The khaki clothes earned a nod of silent approval. The compact roll that had been slung from the younger man’s shoulders, even the broad shoulders themselves, and the square jaw, unshaved and grimy, got Rawson’s inaudible, “O. K.!” But the face was more burned than tanned.

He introduced himself when the stranger was able to stand. “I’m Rawson, Dean Rawson, mining engineer when I’m working at it,” he explained. “I’m bound north. I’ll take you out of this. You can travel with me as far as you please.”

The dark-haired youngster was plainly youthful now, as he stood erect. His voice was recovering what must have been its usual hearty ring.

“I’m not trying to say ‘thank you,’” he said, as he took Rawson’s hand. “I was sure sunk going down for the last time taps all that sort of thing!

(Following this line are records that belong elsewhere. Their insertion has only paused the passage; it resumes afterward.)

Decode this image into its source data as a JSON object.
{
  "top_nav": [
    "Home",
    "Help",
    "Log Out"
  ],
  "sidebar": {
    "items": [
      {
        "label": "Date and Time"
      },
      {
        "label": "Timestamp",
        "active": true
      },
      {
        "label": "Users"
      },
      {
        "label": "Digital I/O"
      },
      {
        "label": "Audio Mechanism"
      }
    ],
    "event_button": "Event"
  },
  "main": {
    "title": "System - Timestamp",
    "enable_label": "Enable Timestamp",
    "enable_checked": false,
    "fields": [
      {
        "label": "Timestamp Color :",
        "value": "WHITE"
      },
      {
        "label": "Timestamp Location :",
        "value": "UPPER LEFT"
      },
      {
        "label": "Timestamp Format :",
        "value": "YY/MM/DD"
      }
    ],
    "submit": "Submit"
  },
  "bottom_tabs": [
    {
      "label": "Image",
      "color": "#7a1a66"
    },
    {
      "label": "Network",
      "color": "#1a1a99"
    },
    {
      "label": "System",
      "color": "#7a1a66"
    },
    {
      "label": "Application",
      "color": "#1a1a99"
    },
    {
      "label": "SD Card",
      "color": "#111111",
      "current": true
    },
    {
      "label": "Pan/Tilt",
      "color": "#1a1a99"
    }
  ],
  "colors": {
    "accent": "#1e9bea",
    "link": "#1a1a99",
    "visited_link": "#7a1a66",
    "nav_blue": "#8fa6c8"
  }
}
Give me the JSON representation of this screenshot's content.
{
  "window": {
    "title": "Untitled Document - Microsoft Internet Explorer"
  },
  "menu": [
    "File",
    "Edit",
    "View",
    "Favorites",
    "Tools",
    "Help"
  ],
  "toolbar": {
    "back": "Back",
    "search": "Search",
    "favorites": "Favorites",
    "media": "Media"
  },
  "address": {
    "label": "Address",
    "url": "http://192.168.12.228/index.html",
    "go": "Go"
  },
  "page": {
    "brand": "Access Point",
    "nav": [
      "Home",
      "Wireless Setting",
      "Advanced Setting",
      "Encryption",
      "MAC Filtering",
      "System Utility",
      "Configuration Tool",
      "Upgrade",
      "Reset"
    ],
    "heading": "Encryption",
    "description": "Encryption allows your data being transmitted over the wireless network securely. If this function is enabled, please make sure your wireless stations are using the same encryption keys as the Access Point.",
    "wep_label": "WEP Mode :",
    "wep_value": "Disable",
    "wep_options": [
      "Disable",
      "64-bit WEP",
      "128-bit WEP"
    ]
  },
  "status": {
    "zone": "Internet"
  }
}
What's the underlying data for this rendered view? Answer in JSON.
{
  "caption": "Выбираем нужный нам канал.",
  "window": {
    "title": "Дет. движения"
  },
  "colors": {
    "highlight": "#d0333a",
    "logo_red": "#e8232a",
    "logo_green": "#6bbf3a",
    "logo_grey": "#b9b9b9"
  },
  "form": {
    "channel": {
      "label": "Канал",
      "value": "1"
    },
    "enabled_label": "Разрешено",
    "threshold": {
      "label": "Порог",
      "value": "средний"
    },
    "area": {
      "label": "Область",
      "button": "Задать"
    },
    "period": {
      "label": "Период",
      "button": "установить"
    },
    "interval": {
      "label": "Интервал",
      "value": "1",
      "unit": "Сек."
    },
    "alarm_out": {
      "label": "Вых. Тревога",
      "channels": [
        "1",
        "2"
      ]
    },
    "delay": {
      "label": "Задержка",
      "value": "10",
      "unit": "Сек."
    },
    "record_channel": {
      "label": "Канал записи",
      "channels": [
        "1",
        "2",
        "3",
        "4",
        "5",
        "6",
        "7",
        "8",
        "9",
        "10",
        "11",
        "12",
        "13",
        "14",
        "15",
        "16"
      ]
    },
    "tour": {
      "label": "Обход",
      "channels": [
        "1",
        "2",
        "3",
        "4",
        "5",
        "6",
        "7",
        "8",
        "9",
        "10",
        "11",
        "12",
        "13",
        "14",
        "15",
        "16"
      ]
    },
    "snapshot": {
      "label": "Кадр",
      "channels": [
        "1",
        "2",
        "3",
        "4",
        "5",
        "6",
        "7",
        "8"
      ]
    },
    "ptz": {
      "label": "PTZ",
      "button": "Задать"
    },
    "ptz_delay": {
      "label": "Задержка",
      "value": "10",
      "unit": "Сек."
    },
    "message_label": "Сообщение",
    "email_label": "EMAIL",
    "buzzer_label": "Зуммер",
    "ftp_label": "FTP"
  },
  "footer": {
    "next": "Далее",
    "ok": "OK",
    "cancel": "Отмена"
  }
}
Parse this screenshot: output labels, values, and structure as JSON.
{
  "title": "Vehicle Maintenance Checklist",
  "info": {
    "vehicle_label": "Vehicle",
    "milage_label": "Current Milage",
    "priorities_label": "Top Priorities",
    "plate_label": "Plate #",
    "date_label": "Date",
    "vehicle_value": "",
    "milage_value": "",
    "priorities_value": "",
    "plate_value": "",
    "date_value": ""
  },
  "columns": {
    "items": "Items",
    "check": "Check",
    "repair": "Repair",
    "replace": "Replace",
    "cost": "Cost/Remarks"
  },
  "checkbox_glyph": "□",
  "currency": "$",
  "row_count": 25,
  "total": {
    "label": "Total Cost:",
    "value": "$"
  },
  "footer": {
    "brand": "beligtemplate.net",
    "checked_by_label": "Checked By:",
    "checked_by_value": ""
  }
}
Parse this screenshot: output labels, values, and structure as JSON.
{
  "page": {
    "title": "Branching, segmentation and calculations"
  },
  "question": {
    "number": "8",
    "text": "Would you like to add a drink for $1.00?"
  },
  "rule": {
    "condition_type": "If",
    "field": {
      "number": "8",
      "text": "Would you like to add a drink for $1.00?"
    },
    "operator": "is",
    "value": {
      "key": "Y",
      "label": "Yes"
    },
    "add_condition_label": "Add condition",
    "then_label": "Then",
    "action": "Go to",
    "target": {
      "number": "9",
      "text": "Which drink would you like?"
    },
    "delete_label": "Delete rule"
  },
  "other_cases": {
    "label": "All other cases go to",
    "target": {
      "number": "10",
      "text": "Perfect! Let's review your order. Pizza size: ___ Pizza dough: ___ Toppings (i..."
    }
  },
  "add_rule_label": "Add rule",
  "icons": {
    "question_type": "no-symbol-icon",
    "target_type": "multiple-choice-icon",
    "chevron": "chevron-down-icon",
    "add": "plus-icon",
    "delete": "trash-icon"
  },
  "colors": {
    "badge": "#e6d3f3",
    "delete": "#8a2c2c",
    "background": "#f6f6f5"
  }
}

You pulled me out the good old helping hand. Can’t thank a fellow for that just return the favor or pass it on to someone else. And, by the way you won’t believe it but my name is Smith.”

Rawson smiled good-naturedly. “No,” he agreed, “I don’t believe it. But it’s a good, handy name. All right, Smithy, jump in! Here, let me give you a lift; you’re still woozy.”

Rawson found his passenger uncommunicative. Not but what Smithy talked freely of everything but himself, but it was of himself that Rawson wanted to know.

“Drop me at the first town,” said Smithy. “You’re going north: I’m south-bound looking for a job down in Los. I won’t take any more short cuts; I was two days on this last one. I’ll stick to the road.”

They were through the mountains that ringed in the fiery pit of Tonah Basin. Smooth sand lay ahead; only the shallow marks that his own tires had ploughed needed to be followed. Dean Rawson turned and looked with fair appraisal at the man he had saved.

“Drifter?” he asked himself silently. “Road bum? He doesn’t look the part; there’s something about him....”

Aloud he inquired: “What’s your line? What do you know?”

And the young man answered frankly: “Not a thing!”

Dean sensed failure, inefficiency. He resented it in this youngster who had fought so gamely with death. His voice was harsh with a curious sense of his own disappointment as he asked:

“Found the going too hard for you up north, did you? Well, it won’t be any easier ” But Smithy had interrupted with a weak movement of his hand.

“Not too hard,” he said laconically; “too damn soft! I don’t know what I’m looking for pretty dumb: got a lot to learn! but it’ll be a job that needs to take a good licking!”

“‘Too damn soft!’” Dean was thinking. “And he tackled the desert alone!” There was a lot here he did not understand. But the look in the eyes of Smithy that met his own searching gaze and returned it squarely if a bit whimsically that was something he could understand. Dean Rawson was a judge of men. The sudden impulse that moved him was founded upon certainty.

“You’ve found that job,” he said. “The desert almost got you a little while ago now it’s due to take that licking you were talking about. I’m going to teach it to lie down and roll over and jump through hoops. Fact is, my job is to get it into harness and put it to work. I’ll be working right out there in the Basin where I found you. It will be only about two degrees cooler than hell. If that sounds good to you, Smithy, stick around.”

He warmed oddly to the look in the younger man’s deep-set, dark eyes, as Smithy replied:

“Try to put me out, Rawson just try to put me out!”